As the name suggests, a ToT is the process of building a pool of competent instructors who can then teach a given material to other people, strengthening their ability to disseminate important information. Pre-COVID, BRAC UPGI staff would have traveled to Lusaka to hold an intensive, week-long ToT workshop where they would have trained the SWL team members on how to successfully facilitate life and business skills lessons, through participatory and interactive sessions, such as role-playing and mock sessions.
In the state of the current world, however, the UPGI team had to pivot. In-person ToT had to be completely redesigned in order to take place in a remote, virtual context. Although this presented a daunting challenge, the team used creativity and worked long hours to construct a successful and engaging online ToT using the following practices:
Optimize time and attention. When physically together, people are better able to remain mentally engaged for prolonged periods of time, hence the normal week long intensive ToT workshop. However, for a remote ToT model, people are more likely to experience the infamous “Zoom fatigue” and remain engaged for shorter time periods — this led the online ToT to take place over a more extended period of time (more number of days compared to an in-person training workshop) while utilizing shorter instructional blocks (1hr 15min long session as opposed to 8hr long training day).
Utilize technological platforms to their fullest extent. To replicate the various points of feedback that would exist in a physical setting (hands being raised, active discussions in pairs or small groups, etc.) features on Zoom were used to their fullest potential. The SWL team members were constantly being put into digital breakout rooms to spur discussion, asked to write in the chat box, and take polls. Also, the BRAC UPGI team used other platforms such as Slido to solicit anonymous questions and comments and Whatsapp to provide a “backup” layer of protection against internet troubles.

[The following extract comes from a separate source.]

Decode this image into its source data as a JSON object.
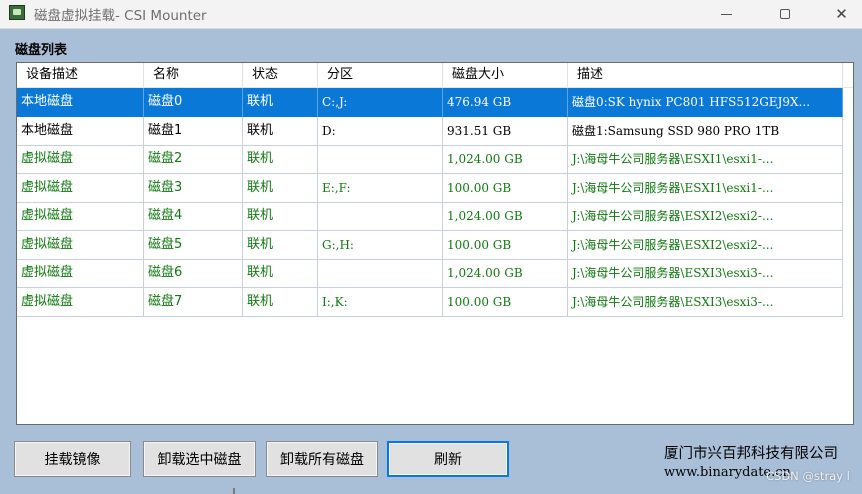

Get creative to drive participation. In order to hear from everybody in the group as well as to prevent prolonged periods of silence, the team experimented with ways to drive engagement without making SWL team members feel uncomfortable. One strong method was the “pop-corn approach” where after a SWL team member answered a question, they would ask another team member to speak next. This method drove comradery in the group and maintained group attention.
Change the energy levels and have fun! One of the most important components of carrying out a successful online ToT was to maintain a positive, engaging energy in the digital space. From playing Zambian music in the background when possible, having short and frequent breaks, to quick stretches, breathing exercises, and dancing, the goal was to bring laughter into the training.
Request feedback throughout. Lastly, the SWL team was constantly asked to provide feedback in order to improve the experience as much as possible, while also providing key learnings that can be used in the future. In an anonymous survey asked at the end of the ToT, one SWL team member said:
“The training content was participatory and engaging through the use of questions, use of Whatsapp and Zoom chat box. The break out rooms as well as the homework and group activities were very helpful. The facilitators made use of a variety of training techniques.”
As we take this month to reflect on the past year, it is critical to not only remember the difficulties we faced, but to concentrate on the lessons learned and obstacles overcome. In order to serve those most impacted by this pandemic, the global development community must center adaptability and creativity — so that whatever this next year brings, there will always be the ability to pivot and push forward.